My little HF 1” x 32” Belt Grinder
A little while back I purchased this little Harbor Freight 1” x 30” belt sander. I was making more projects involving parts cut from steel and wanted something to aid in cleanup.
In my shop I have a rigid oscillating sander, 12" Disk sander, high speed grinder, low speed grinder, and various other hand held grinders and sanders.
In the past I found myself going to one of these machines, but more and more I reached for the Harbor Freight 1 x 30”
The problem is the 1” x 30” Harbor Freight belt sander is under powered and easy to stall. It’s small belt means that the parts heat up a lot faster.
In addition, this sander has other issues as well. It is OK for occasional use but wont stand up to heavy use.
DIY 2 x 72 Belt Grinder Gen 1
I started doing research into 2” x 72” belt grinders.
In this first generation, I wanted something easy to modify, with no welding.
I purchased a wheel set and d-plate from originblademaker off ebay.
While this may not be what I use in future generations of my 2x72, it did put ahead of the curve when came to getting the first gen up and running.

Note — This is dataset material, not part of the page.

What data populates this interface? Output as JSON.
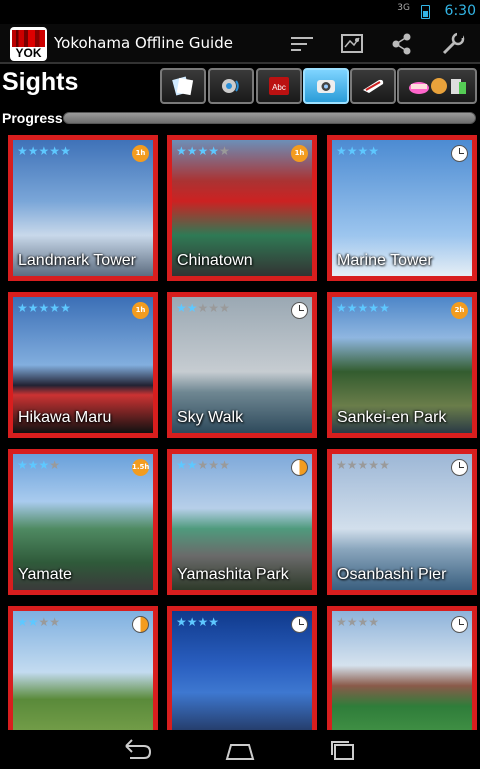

The motor I chose was this one:
Most of the wheel sets that are readily available, have a drive wheel to mate a 56 or 56C frame.
I chose the 56C so I could use the motor to help support the grinders frame.
I chose this 2.2KW VFD to control the motor. While it is overkill for this project, it was one I had on hand and was not using. It will eventually get replaced with a much smaller one.
Note that with the VFD we can run the motor at higher than the rated 60Hz.
This is one reason I chose the 1750 2 pole motor. I get the benefit of a lot more torque and the advantage of taking the motor to higher RPMS if I need to.
The frame consists of two pieces of plate stock that sandwich some 1-1/4” punched square tube.
Currently I am using MDF for the plate because it is cheap and easy to machine. Later these plates will be changed to something harder and a little more durable.